**Work instruction:**
Nothing but the pictures should be dropped; repeat the rest of the data below exactly.

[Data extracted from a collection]
<<<<

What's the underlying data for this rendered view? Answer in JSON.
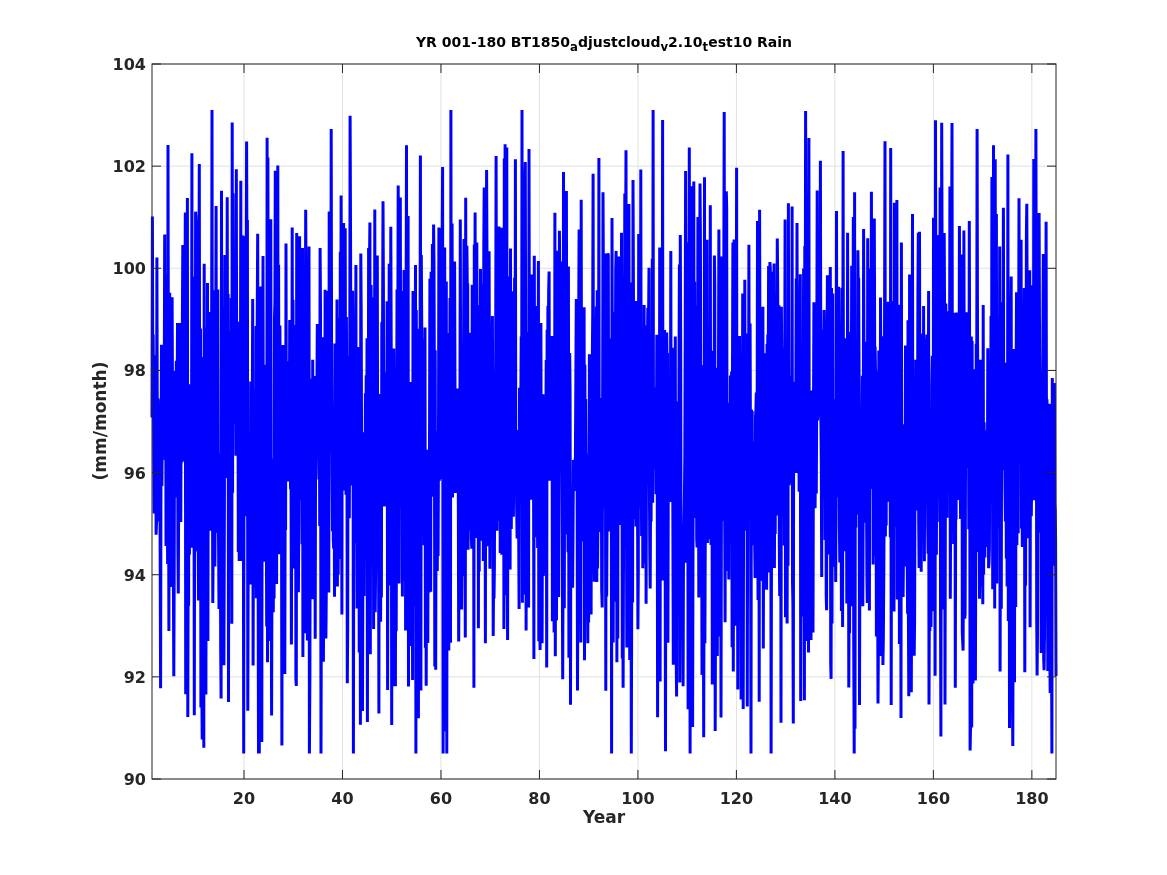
{
  "figure": {
    "title": "YR 001-180 BT1850$_{a}$djustcloud$_{v}$2.10$_{t}$est10 Rain",
    "y_axis": {
      "label": "(mm/month)",
      "ticks": [
        "104",
        "102",
        "100",
        "98",
        "96",
        "94",
        "92",
        "90"
      ]
    },
    "x_axis": {
      "label": "Year",
      "ticks": [
        "20",
        "40",
        "60",
        "80",
        "100",
        "120",
        "140",
        "160",
        "180"
      ]
    }
  }
}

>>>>

**Answer box:**
What's the underlying data for this rendered view? Answer in JSON.
{
  "figure": {
    "title": "YR 001-180 BT1850$_{a}$djustcloud$_{v}$2.10$_{t}$est10 Rain",
    "y_axis": {
      "label": "(mm/month)",
      "ticks": [
        "104",
        "102",
        "100",
        "98",
        "96",
        "94",
        "92",
        "90"
      ]
    },
    "x_axis": {
      "label": "Year",
      "ticks": [
        "20",
        "40",
        "60",
        "80",
        "100",
        "120",
        "140",
        "160",
        "180"
      ]
    }
  }
}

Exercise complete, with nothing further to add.